Byzantium and the Viking World: a Prepublication Conference, Uppsala
av Fedir Androschuk
The 22nd International Congress for Byzantine Studies took place in Soﬁa (Bulgaria) in August 2011 under the title “Byzantium without Borders”. The theme of the congress was thus perfect to accommodate a panel discussion on Nordic links to Byzantium. Twelve scholars from Bulgaria, Denmark, England, Island, Russia and Sweden took part in the Round Table “Byzantium and the Viking World”, convened by Fedir Androshchuk and Jonathan Shepard.
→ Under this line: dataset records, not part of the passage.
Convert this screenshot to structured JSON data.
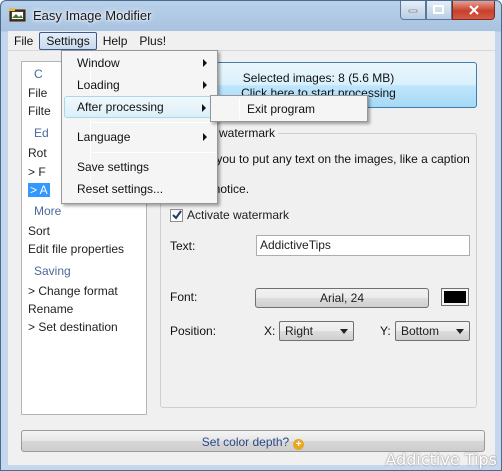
{
  "window": {
    "title": "Easy Image Modifier"
  },
  "menubar": {
    "items": [
      "File",
      "Settings",
      "Help",
      "Plus!"
    ]
  },
  "settings_menu": {
    "items": [
      {
        "label": "Window",
        "submenu": true
      },
      {
        "label": "Loading",
        "submenu": true
      },
      {
        "label": "After processing",
        "submenu": true
      },
      {
        "label": "Language",
        "submenu": true
      },
      {
        "label": "Save settings",
        "submenu": false
      },
      {
        "label": "Reset settings...",
        "submenu": false
      }
    ]
  },
  "after_processing_submenu": {
    "items": [
      "Exit program"
    ]
  },
  "left_panel": {
    "group1_header": "C",
    "group1_items": [
      "File",
      "Filte"
    ],
    "group2_header": "Ed",
    "group2_items": [
      "Rot",
      "> F",
      "> A"
    ],
    "more_header": "More",
    "more_items": [
      "Sort",
      "Edit file properties"
    ],
    "saving_header": "Saving",
    "saving_items": [
      "> Change format",
      "Rename",
      "> Set destination"
    ]
  },
  "selection": {
    "line1": "Selected images: 8  (5.6 MB)",
    "line2": "Click here to start processing"
  },
  "watermark_group": {
    "title": "d watermark",
    "description": "s you to put any text on the images, like a caption or\nt notice.",
    "activate_label": "Activate watermark",
    "activate_checked": true,
    "text_label": "Text:",
    "text_value": "AddictiveTips",
    "font_label": "Font:",
    "font_value": "Arial, 24",
    "font_color": "#000000",
    "position_label": "Position:",
    "x_label": "X:",
    "x_value": "Right",
    "y_label": "Y:",
    "y_value": "Bottom"
  },
  "bottom_bar": {
    "label": "Set color depth?"
  },
  "watermark_overlay": "Addictive Tips"
}
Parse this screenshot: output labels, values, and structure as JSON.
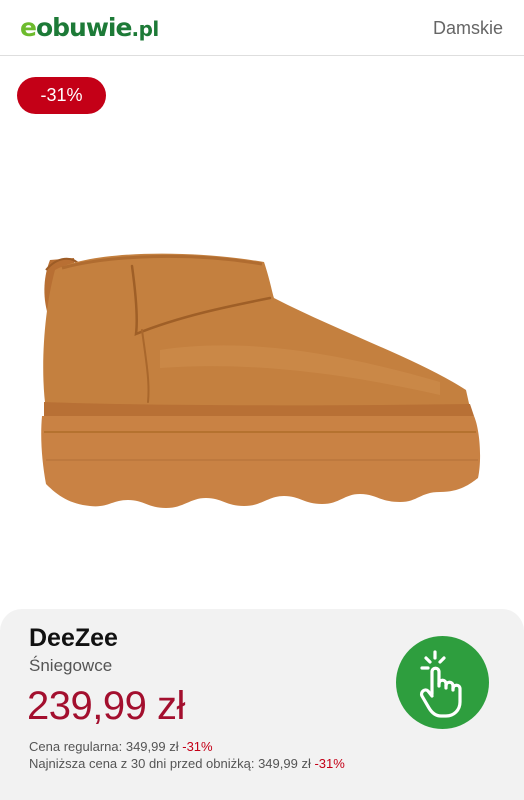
{
  "header": {
    "logo": {
      "e": "e",
      "main": "obuwie",
      "tld": ".pl"
    },
    "nav_link": "Damskie"
  },
  "product": {
    "discount_badge": "-31%",
    "image_icon": "ugg-style-platform-boot",
    "brand": "DeeZee",
    "category": "Śniegowce",
    "price": "239,99 zł",
    "regular_price_label": "Cena regularna: 349,99 zł",
    "regular_price_pct": "-31%",
    "lowest_price_label": "Najniższa cena z 30 dni przed obniżką: 349,99 zł",
    "lowest_price_pct": "-31%"
  },
  "cta": {
    "icon": "tap-hand-icon"
  },
  "colors": {
    "brand_green": "#1d7a37",
    "accent_green": "#6dbb2d",
    "sale_red": "#c40017",
    "price_red": "#a30f2e",
    "cta_green": "#2e9e3e",
    "boot_tan": "#c4803f"
  }
}
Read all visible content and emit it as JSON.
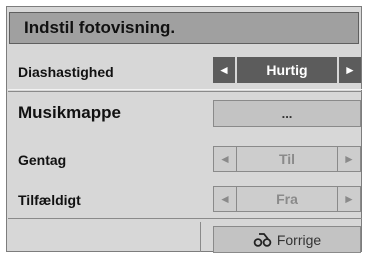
{
  "dialog": {
    "title": "Indstil fotovisning.",
    "slideshow_speed": {
      "label": "Diashastighed",
      "value": "Hurtig",
      "left_arrow": "◄",
      "right_arrow": "►"
    },
    "music_folder": {
      "label": "Musikmappe",
      "button_label": "..."
    },
    "repeat": {
      "label": "Gentag",
      "value": "Til",
      "left_arrow": "◄",
      "right_arrow": "►"
    },
    "random": {
      "label": "Tilfældigt",
      "value": "Fra",
      "left_arrow": "◄",
      "right_arrow": "►"
    },
    "back_button": {
      "icon": "back-icon",
      "label": "Forrige"
    }
  }
}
After the congress the convenors decided to prepare a publication on the same topic as the Round Table discussion, and Ingela Nilsson and NBN were involved in the planning of a ‘prepublication conference’. Thanks to a generous grant from Riksbankens jubileumsfond such an event could take place in Uppsala on 3-5 May 2013.
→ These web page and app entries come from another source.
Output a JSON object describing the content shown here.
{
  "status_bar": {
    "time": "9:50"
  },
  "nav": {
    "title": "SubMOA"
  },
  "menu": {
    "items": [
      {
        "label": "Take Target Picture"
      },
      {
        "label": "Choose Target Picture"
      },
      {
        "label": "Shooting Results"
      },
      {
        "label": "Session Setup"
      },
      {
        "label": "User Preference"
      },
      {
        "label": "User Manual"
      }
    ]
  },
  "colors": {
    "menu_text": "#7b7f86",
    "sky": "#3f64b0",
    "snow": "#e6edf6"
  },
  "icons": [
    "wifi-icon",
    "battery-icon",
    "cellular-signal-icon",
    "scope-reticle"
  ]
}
This time twenty scholars had written papers that had been distributed in advance and then were presented at the conference for discussion. In contrast to previous research which has been more focussed on the North in the modern geographical and cultural sense, the present discussion took a new turn as it brought up and investigated the concepts of ‘Viking’ and ‘Viking world’ from the perspective of a Scandinavian cultural diaspora, especially in England and Rus’, along with cultural transfer between the ‘Viking world’ and Byzantium. The sessions of the conference were organised according to the planned sections of the forthcoming publication. The opening session discussed background and reasons for the contacts and the second section examined rune stones along with other known material evidence of the contacts. The third section brought up questions of Byzantium in saga literature and Old Russian chronicles, while the fourth and ﬁnal section focussed on the impact of Christianity and the intensiﬁed contacts with a point of departure in written and archaeological sources as well as art. The forthcoming volume (to be published in Studia Byzantina Upsaliensia in 2014) will contain new ﬁndings and interpretations, aiming at oﬀering a fuller and partly new picture for scholars interested in the history of Byzantium and the North.
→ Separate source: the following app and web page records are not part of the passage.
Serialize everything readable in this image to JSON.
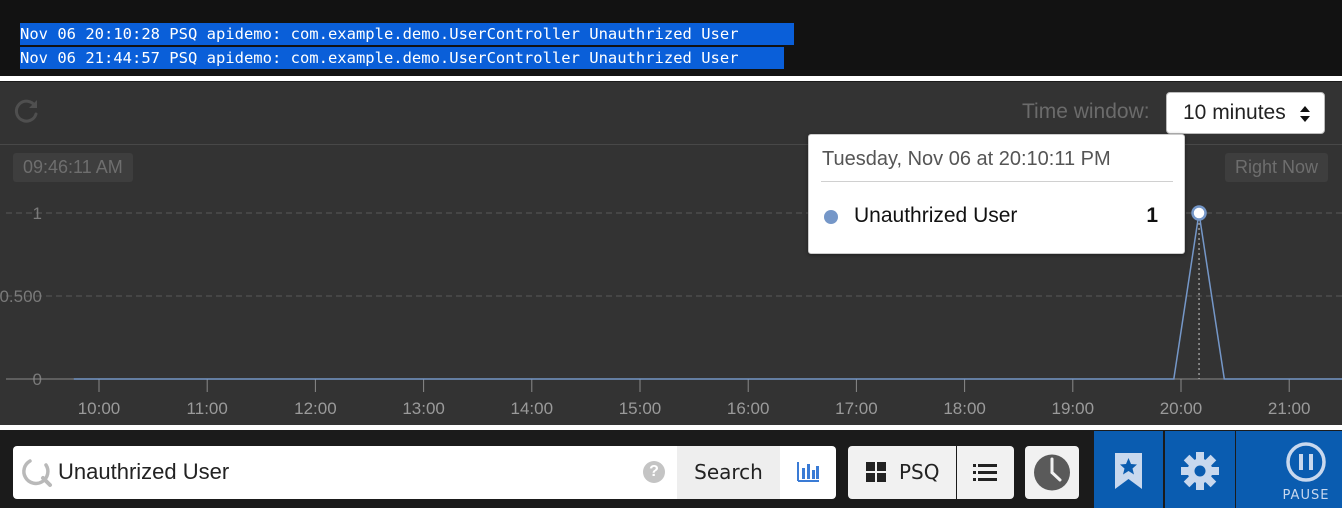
{
  "logs": {
    "lines": [
      "Nov 06 20:10:28 PSQ apidemo: com.example.demo.UserController Unauthrized User",
      "Nov 06 21:44:57 PSQ apidemo: com.example.demo.UserController Unauthrized User"
    ]
  },
  "chart_panel": {
    "time_window_label": "Time window:",
    "time_window_value": "10 minutes",
    "start_time": "09:46:11 AM",
    "end_time": "Right Now",
    "tooltip": {
      "date": "Tuesday, Nov 06 at 20:10:11 PM",
      "series_name": "Unauthrized User",
      "value": "1"
    }
  },
  "chart_data": {
    "type": "line",
    "x_tick_labels": [
      "10:00",
      "11:00",
      "12:00",
      "13:00",
      "14:00",
      "15:00",
      "16:00",
      "17:00",
      "18:00",
      "19:00",
      "20:00",
      "21:00"
    ],
    "y_tick_labels": [
      "1",
      "0.500",
      "0"
    ],
    "ylim": [
      0,
      1
    ],
    "series": [
      {
        "name": "Unauthrized User",
        "color": "#7597c8",
        "points": [
          [
            "09:46",
            0
          ],
          [
            "19:56",
            0
          ],
          [
            "20:10",
            1
          ],
          [
            "20:24",
            0
          ],
          [
            "21:40",
            0
          ]
        ]
      }
    ],
    "highlighted_point": [
      "20:10",
      1
    ],
    "grid": true
  },
  "bottom_bar": {
    "search_value": "Unauthrized User",
    "help_label": "?",
    "search_button": "Search",
    "source_label": "PSQ",
    "pause_label": "PAUSE"
  },
  "colors": {
    "selection_blue": "#0a5fd9",
    "action_blue": "#0a5cb0",
    "series_blue": "#7597c8",
    "panel_bg": "#333333"
  }
}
The organizers would like to warmly thank all contributors as well as Riksbankens Jubileumsfond, the Swedish Collegium for Advanced Study, and the Department of Ancient History and Archaeology at Uppsala University.
(Originally published on July 4, 2013)